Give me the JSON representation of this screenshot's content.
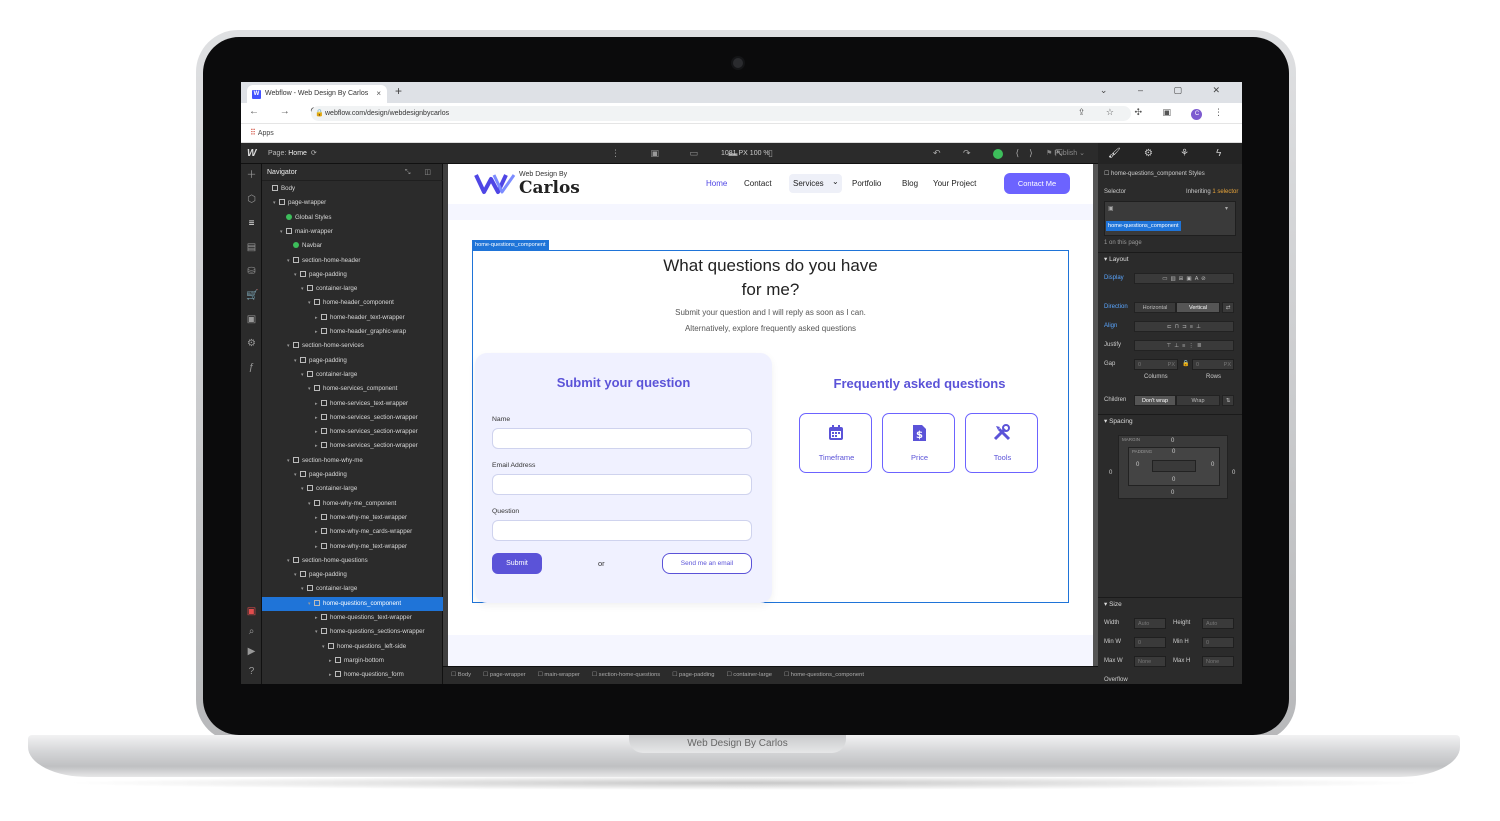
{
  "browser": {
    "tab_title": "Webflow - Web Design By Carlos",
    "tab_close": "×",
    "new_tab": "+",
    "url": "webflow.com/design/webdesignbycarlos",
    "bookmark": "Apps",
    "avatar_letter": "C"
  },
  "designer": {
    "logo": "W",
    "page_label": "Page:",
    "page_name": "Home",
    "canvas_size": "1081 PX  100 %",
    "publish": "Publish"
  },
  "navigator": {
    "title": "Navigator",
    "items": [
      {
        "label": "Body",
        "indent": 0,
        "kind": "box",
        "caret": ""
      },
      {
        "label": "page-wrapper",
        "indent": 1,
        "kind": "box",
        "caret": "▾"
      },
      {
        "label": "Global Styles",
        "indent": 2,
        "kind": "sym",
        "caret": ""
      },
      {
        "label": "main-wrapper",
        "indent": 2,
        "kind": "box",
        "caret": "▾"
      },
      {
        "label": "Navbar",
        "indent": 3,
        "kind": "sym",
        "caret": ""
      },
      {
        "label": "section-home-header",
        "indent": 3,
        "kind": "box",
        "caret": "▾"
      },
      {
        "label": "page-padding",
        "indent": 4,
        "kind": "box",
        "caret": "▾"
      },
      {
        "label": "container-large",
        "indent": 5,
        "kind": "box",
        "caret": "▾"
      },
      {
        "label": "home-header_component",
        "indent": 6,
        "kind": "box",
        "caret": "▾"
      },
      {
        "label": "home-header_text-wrapper",
        "indent": 7,
        "kind": "box",
        "caret": "▸"
      },
      {
        "label": "home-header_graphic-wrap",
        "indent": 7,
        "kind": "box",
        "caret": "▸"
      },
      {
        "label": "section-home-services",
        "indent": 3,
        "kind": "box",
        "caret": "▾"
      },
      {
        "label": "page-padding",
        "indent": 4,
        "kind": "box",
        "caret": "▾"
      },
      {
        "label": "container-large",
        "indent": 5,
        "kind": "box",
        "caret": "▾"
      },
      {
        "label": "home-services_component",
        "indent": 6,
        "kind": "box",
        "caret": "▾"
      },
      {
        "label": "home-services_text-wrapper",
        "indent": 7,
        "kind": "box",
        "caret": "▸"
      },
      {
        "label": "home-services_section-wrapper",
        "indent": 7,
        "kind": "box",
        "caret": "▸"
      },
      {
        "label": "home-services_section-wrapper",
        "indent": 7,
        "kind": "box",
        "caret": "▸"
      },
      {
        "label": "home-services_section-wrapper",
        "indent": 7,
        "kind": "box",
        "caret": "▸"
      },
      {
        "label": "section-home-why-me",
        "indent": 3,
        "kind": "box",
        "caret": "▾"
      },
      {
        "label": "page-padding",
        "indent": 4,
        "kind": "box",
        "caret": "▾"
      },
      {
        "label": "container-large",
        "indent": 5,
        "kind": "box",
        "caret": "▾"
      },
      {
        "label": "home-why-me_component",
        "indent": 6,
        "kind": "box",
        "caret": "▾"
      },
      {
        "label": "home-why-me_text-wrapper",
        "indent": 7,
        "kind": "box",
        "caret": "▸"
      },
      {
        "label": "home-why-me_cards-wrapper",
        "indent": 7,
        "kind": "box",
        "caret": "▸"
      },
      {
        "label": "home-why-me_text-wrapper",
        "indent": 7,
        "kind": "box",
        "caret": "▸"
      },
      {
        "label": "section-home-questions",
        "indent": 3,
        "kind": "box",
        "caret": "▾"
      },
      {
        "label": "page-padding",
        "indent": 4,
        "kind": "box",
        "caret": "▾"
      },
      {
        "label": "container-large",
        "indent": 5,
        "kind": "box",
        "caret": "▾"
      },
      {
        "label": "home-questions_component",
        "indent": 6,
        "kind": "box",
        "caret": "▾",
        "selected": true
      },
      {
        "label": "home-questions_text-wrapper",
        "indent": 7,
        "kind": "box",
        "caret": "▸"
      },
      {
        "label": "home-questions_sections-wrapper",
        "indent": 7,
        "kind": "box",
        "caret": "▾"
      },
      {
        "label": "home-questions_left-side",
        "indent": 8,
        "kind": "box",
        "caret": "▾"
      },
      {
        "label": "margin-bottom",
        "indent": 9,
        "kind": "box",
        "caret": "▸"
      },
      {
        "label": "home-questions_form",
        "indent": 9,
        "kind": "box",
        "caret": "▸"
      }
    ]
  },
  "site": {
    "logo_sub": "Web Design By",
    "logo_main": "Carlos",
    "menu": [
      "Home",
      "Contact",
      "Services",
      "Portfolio",
      "Blog",
      "Your Project"
    ],
    "services_caret": "⌄",
    "cta": "Contact Me",
    "selected_tag": "home-questions_component",
    "heading_line1": "What questions do you have",
    "heading_line2": "for me?",
    "sub_line1": "Submit your question and I will reply as soon as I can.",
    "sub_line2": "Alternatively, explore frequently asked questions",
    "form": {
      "title": "Submit your question",
      "name_label": "Name",
      "email_label": "Email Address",
      "question_label": "Question",
      "submit": "Submit",
      "or": "or",
      "email_button": "Send me an email"
    },
    "faq": {
      "title": "Frequently asked questions",
      "cards": [
        "Timeframe",
        "Price",
        "Tools"
      ]
    }
  },
  "breadcrumb": [
    "Body",
    "page-wrapper",
    "main-wrapper",
    "section-home-questions",
    "page-padding",
    "container-large",
    "home-questions_component"
  ],
  "style_panel": {
    "element_title": "home-questions_component Styles",
    "selector_label": "Selector",
    "inheriting": "Inheriting",
    "inheriting_count": "1 selector",
    "class_pill": "home-questions_component",
    "on_page": "1 on this page",
    "layout": "Layout",
    "display": "Display",
    "direction": "Direction",
    "horizontal": "Horizontal",
    "vertical": "Vertical",
    "align": "Align",
    "justify": "Justify",
    "gap": "Gap",
    "gap_value": "0",
    "px": "PX",
    "columns": "Columns",
    "rows": "Rows",
    "children": "Children",
    "dont_wrap": "Don't wrap",
    "wrap": "Wrap",
    "spacing": "Spacing",
    "margin": "MARGIN",
    "padding": "PADDING",
    "zero": "0",
    "size": "Size",
    "width": "Width",
    "height": "Height",
    "auto": "Auto",
    "min_w": "Min W",
    "min_h": "Min H",
    "max_w": "Max W",
    "max_h": "Max H",
    "none": "None",
    "overflow": "Overflow",
    "fit": "Fit",
    "fill": "Fill",
    "position": "Position",
    "static": "Static",
    "float_clear": "Float and clear"
  },
  "laptop_label": "Web Design By Carlos",
  "colors": {
    "accent": "#5b53d8",
    "selection": "#1f74d8",
    "cta": "#6c63ff"
  }
}
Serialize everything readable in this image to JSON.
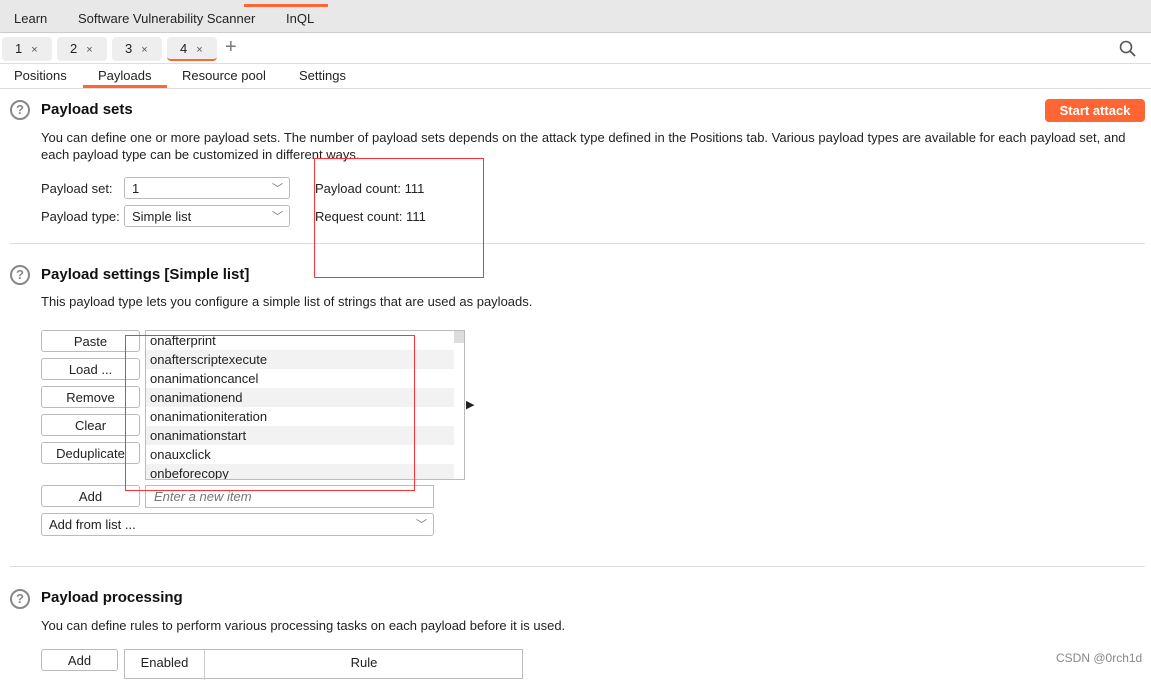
{
  "menu": [
    "Learn",
    "Software Vulnerability Scanner",
    "InQL"
  ],
  "tabs": [
    {
      "label": "1"
    },
    {
      "label": "2"
    },
    {
      "label": "3"
    },
    {
      "label": "4"
    }
  ],
  "tab_close": "×",
  "add_tab": "+",
  "subtabs": [
    "Positions",
    "Payloads",
    "Resource pool",
    "Settings"
  ],
  "payload_sets": {
    "title": "Payload sets",
    "desc": "You can define one or more payload sets. The number of payload sets depends on the attack type defined in the Positions tab. Various payload types are available for each payload set, and each payload type can be customized in different ways.",
    "set_label": "Payload set:",
    "set_value": "1",
    "type_label": "Payload type:",
    "type_value": "Simple list",
    "payload_count": "Payload count: 111",
    "request_count": "Request count: 111",
    "start": "Start attack"
  },
  "payload_settings": {
    "title": "Payload settings [Simple list]",
    "desc": "This payload type lets you configure a simple list of strings that are used as payloads.",
    "buttons": [
      "Paste",
      "Load ...",
      "Remove",
      "Clear",
      "Deduplicate"
    ],
    "items": [
      "onafterprint",
      "onafterscriptexecute",
      "onanimationcancel",
      "onanimationend",
      "onanimationiteration",
      "onanimationstart",
      "onauxclick",
      "onbeforecopy"
    ],
    "add": "Add",
    "add_placeholder": "Enter a new item",
    "add_from_list": "Add from list ..."
  },
  "payload_processing": {
    "title": "Payload processing",
    "desc": "You can define rules to perform various processing tasks on each payload before it is used.",
    "add": "Add",
    "columns": [
      "Enabled",
      "Rule"
    ]
  },
  "watermark": "CSDN @0rch1d",
  "colors": {
    "accent": "#ff6633",
    "annotation": "#ff3333"
  }
}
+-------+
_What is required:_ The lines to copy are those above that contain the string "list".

_Answer area:_
    "type_value": "Simple list",
    "title": "Payload settings [Simple list]",
    "desc": "This payload type lets you configure a simple list of strings that are used as payloads.",
    "add_from_list": "Add from list ..."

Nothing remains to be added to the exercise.